By default, BiocManager installs the BiocVersion package corresponding to the most recent released version of Bioconductor for the version of R in use. At the time this section was written, the most recent version of R is R-3.6.1, associated with Bioconductor release version 3.9. Hence on first use of
BiocManager::install() we see BiocVersion version 3.9.0 being installed.
> BiocManager::install() Bioconductor version 3.9 (BiocManager 1.30.4), R 3.6.1 Patched (2019-07-06 r76792) Installing package(s) 'BiocVersion' trying URL 'https://bioconductor.org/packages/3.9/bioc/src/contrib/\ BiocVersion_3.9.0.tar.gz' ...
Requesting a specific version of Bioconductor updates, if possible, the BiocVersion package.
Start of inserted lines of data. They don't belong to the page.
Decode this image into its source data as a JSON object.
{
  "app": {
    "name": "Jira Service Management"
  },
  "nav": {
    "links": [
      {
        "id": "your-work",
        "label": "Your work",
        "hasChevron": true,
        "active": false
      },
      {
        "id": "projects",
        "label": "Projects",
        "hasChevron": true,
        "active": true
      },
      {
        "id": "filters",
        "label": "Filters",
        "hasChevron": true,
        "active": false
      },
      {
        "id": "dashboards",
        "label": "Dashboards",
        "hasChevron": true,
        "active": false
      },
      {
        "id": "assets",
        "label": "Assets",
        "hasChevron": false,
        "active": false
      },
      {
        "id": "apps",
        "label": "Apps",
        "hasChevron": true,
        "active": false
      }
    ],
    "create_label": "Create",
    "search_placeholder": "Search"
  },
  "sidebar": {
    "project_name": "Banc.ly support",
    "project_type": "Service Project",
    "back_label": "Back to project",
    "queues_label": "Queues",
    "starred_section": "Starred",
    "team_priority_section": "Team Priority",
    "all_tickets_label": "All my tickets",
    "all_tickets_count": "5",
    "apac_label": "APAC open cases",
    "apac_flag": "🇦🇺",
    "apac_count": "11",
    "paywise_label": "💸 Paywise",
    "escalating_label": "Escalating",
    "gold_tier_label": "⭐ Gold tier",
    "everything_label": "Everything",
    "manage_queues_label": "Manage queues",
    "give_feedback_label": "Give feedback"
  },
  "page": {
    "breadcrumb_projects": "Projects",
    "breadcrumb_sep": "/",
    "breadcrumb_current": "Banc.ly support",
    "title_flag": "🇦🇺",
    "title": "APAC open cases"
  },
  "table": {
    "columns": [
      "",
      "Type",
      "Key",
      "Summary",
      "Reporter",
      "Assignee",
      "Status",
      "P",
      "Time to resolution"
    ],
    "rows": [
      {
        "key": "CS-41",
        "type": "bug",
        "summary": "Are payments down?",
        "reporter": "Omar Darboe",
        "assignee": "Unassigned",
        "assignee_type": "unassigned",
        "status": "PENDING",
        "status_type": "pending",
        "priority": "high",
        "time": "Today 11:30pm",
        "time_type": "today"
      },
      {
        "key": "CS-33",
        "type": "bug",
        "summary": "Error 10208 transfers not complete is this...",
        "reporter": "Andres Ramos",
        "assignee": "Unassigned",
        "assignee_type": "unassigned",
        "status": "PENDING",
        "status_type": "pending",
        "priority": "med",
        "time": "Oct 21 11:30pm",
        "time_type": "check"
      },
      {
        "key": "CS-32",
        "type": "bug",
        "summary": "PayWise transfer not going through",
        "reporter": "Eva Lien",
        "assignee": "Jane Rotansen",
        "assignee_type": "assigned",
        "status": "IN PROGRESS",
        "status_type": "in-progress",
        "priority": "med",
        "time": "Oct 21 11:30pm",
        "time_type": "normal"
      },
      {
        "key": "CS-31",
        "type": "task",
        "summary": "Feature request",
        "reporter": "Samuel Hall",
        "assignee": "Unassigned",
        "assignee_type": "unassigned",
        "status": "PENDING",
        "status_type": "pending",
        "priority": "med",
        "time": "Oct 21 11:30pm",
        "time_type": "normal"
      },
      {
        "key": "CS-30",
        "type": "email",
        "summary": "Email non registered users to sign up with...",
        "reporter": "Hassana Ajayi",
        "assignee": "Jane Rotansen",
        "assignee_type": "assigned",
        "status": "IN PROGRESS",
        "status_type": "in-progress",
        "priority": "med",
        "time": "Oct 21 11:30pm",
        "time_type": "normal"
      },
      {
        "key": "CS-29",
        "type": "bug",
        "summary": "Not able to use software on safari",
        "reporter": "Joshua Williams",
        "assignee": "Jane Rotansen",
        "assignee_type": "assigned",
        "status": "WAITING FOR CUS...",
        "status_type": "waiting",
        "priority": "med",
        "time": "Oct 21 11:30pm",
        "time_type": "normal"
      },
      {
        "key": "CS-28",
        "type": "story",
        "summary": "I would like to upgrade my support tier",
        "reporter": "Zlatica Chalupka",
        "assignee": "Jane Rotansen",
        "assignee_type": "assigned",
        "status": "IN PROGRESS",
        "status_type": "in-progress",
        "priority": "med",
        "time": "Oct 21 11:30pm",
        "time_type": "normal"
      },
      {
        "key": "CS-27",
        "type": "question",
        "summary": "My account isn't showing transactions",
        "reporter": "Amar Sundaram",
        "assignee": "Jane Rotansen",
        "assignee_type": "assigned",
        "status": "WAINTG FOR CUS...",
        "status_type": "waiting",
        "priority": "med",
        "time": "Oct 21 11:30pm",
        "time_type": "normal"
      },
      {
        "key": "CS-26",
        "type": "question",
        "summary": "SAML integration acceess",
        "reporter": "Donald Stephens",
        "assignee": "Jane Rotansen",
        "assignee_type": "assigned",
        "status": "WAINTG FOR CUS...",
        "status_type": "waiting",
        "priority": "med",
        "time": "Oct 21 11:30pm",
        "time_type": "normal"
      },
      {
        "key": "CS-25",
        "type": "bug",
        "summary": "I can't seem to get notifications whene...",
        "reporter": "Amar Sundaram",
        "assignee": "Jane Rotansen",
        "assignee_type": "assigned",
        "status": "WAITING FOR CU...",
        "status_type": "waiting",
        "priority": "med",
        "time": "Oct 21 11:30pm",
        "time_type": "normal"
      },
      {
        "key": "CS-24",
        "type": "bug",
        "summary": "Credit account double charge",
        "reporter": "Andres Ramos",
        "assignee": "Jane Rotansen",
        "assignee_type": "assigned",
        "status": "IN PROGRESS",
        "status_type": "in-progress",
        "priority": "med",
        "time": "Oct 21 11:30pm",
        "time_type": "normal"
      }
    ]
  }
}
> ## 3.10 is available for R-3.6 > BiocManager::install(version="3.10") Upgrade 3 packages to Bioconductor version '3.10'? [y/n]: y Bioconductor version 3.10 (BiocManager 1.30.4), R 3.6.1 Patched (2019-07-06 r76792) Installing package(s) 'BiocVersion' trying URL 'https://bioconductor.org/packages/3.10/bioc/src/contrib/\ BiocVersion_3.10.1.tar.gz' ... > ## back down again... > BiocManager::install(version="3.9") Downgrade 3 packages to Bioconductor version '3.9'? [y/n]: y Bioconductor version 3.9 (BiocManager 1.30.4), R 3.6.1 Patched (2019-07-06 r76792) Installing package(s) 'BiocVersion' trying URL 'https://bioconductor.org/packages/3.9/bioc/src/contrib/\ BiocVersion_3.9.0.tar.gz' ...
n to the prompt to up- or downgrade packages leaves the installation unchanged, since this would immediately create an inconsistent installation.
One potential problem occurs when there are two or more
.libPaths(), with more than one BiocVersion package installed. This might occur for instance if a ‘system administrator’ installed BiocVersion, and then a user installed their own version. In this circumstance, it seems appropriate to standardize the installation by repeatedly calling
remove.packages("BiocVersion") until all versions are removed, and then installing the desired version.
## R Under development (unstable) (2021-04-20 r80202) ## Platform: x86_64-pc-linux-gnu (64-bit) ## Running under: Ubuntu 20.10 ## ## Matrix products: default ## BLAS: /usr/lib/x86_64-linux-gnu/blas/libblas.so.3.9.0 ## LAPACK: /usr/lib/x86_64-linux-gnu/lapack/liblapack.so.3.9.0 ## ## locale: ##  LC_CTYPE=en_US.UTF-8 LC_NUMERIC=C ##  LC_TIME=en_US.UTF-8 LC_COLLATE=C ##  LC_MONETARY=en_US.UTF-8 LC_MESSAGES=en_US.UTF-8 ##  LC_PAPER=en_US.UTF-8 LC_NAME=C ##  LC_ADDRESS=C LC_TELEPHONE=C ##  LC_MEASUREMENT=en_US.UTF-8 LC_IDENTIFICATION=C ## ## attached base packages: ##  stats graphics grDevices utils datasets methods base ## ## loaded via a namespace (and not attached): ##  compiler_4.2.0 magrittr_1.5 htmltools_0.5.0 tools_4.2.0 ##  yaml_2.2.1 stringi_1.5.3 rmarkdown_2.3 knitr_1.30 ##  stringr_1.4.0 digest_0.6.25 xfun_0.17 rlang_0.4.7 ##  evaluate_0.14